• Task item
Search the entries for the word "name" and return every line where it is found.

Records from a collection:
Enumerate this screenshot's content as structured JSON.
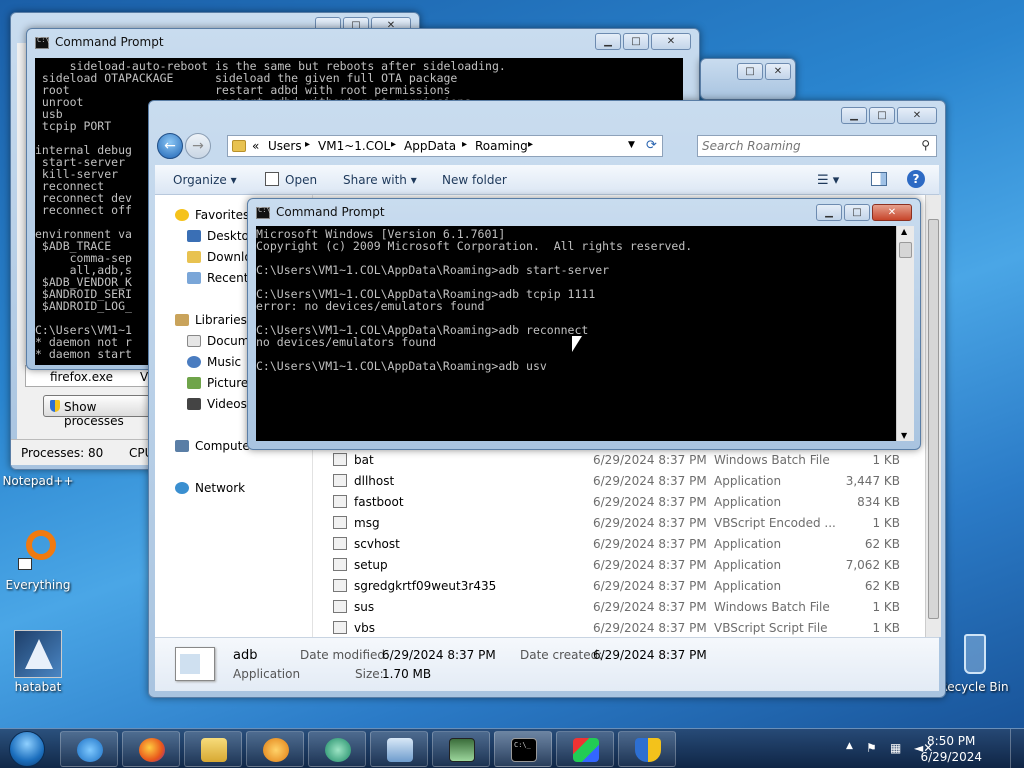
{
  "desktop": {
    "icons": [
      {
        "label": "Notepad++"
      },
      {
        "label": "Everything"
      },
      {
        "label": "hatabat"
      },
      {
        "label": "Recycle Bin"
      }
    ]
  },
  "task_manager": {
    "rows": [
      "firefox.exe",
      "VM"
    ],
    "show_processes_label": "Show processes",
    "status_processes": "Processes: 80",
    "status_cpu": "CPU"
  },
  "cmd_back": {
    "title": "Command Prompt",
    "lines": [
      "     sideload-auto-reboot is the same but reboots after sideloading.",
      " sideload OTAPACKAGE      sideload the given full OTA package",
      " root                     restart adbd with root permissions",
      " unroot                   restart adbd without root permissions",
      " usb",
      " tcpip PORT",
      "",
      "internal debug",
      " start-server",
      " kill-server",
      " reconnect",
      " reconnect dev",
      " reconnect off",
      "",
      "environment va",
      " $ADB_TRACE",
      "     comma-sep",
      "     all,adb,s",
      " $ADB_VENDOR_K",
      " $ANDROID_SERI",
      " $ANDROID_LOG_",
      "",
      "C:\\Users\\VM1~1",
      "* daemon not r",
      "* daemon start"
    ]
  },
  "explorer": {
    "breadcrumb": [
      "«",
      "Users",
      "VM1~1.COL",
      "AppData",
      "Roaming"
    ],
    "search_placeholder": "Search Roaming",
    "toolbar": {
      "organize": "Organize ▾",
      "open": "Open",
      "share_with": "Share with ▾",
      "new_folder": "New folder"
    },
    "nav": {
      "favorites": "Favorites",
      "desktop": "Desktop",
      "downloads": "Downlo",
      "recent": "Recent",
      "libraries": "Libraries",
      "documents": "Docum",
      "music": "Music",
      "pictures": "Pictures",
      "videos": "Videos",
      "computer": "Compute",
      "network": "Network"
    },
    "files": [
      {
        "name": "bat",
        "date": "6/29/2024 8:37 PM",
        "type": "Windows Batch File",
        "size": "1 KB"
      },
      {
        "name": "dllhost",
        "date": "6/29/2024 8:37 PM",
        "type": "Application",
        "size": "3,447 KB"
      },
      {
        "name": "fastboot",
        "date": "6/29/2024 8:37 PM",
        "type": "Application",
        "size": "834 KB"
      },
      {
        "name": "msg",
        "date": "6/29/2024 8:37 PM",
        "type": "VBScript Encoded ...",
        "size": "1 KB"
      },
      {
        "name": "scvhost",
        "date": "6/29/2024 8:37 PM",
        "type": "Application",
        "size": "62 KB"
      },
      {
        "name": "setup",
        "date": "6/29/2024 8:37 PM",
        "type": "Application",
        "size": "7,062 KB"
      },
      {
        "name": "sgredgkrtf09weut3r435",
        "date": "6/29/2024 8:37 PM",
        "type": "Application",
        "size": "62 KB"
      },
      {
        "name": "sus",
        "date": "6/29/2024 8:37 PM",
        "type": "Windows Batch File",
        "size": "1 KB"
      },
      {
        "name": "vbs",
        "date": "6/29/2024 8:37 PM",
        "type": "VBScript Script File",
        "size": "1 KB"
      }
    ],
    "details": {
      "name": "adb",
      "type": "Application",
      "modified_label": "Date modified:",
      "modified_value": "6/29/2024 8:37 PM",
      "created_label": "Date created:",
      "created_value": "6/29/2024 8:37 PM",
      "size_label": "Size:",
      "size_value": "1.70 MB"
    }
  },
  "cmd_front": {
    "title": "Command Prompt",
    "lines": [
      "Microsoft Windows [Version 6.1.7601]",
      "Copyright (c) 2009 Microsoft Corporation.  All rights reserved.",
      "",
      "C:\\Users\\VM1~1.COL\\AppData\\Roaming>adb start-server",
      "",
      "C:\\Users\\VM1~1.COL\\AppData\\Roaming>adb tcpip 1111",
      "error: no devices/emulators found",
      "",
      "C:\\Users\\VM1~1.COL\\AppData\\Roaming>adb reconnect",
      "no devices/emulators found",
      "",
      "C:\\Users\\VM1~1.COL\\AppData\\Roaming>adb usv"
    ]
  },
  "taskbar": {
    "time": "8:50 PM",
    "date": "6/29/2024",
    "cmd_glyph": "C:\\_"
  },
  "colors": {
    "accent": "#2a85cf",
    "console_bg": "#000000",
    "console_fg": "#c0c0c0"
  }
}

• Answer to this problem
        "name": "bat",
        "name": "dllhost",
        "name": "fastboot",
        "name": "msg",
        "name": "scvhost",
        "name": "setup",
        "name": "sgredgkrtf09weut3r435",
        "name": "sus",
        "name": "vbs",
      "name": "adb",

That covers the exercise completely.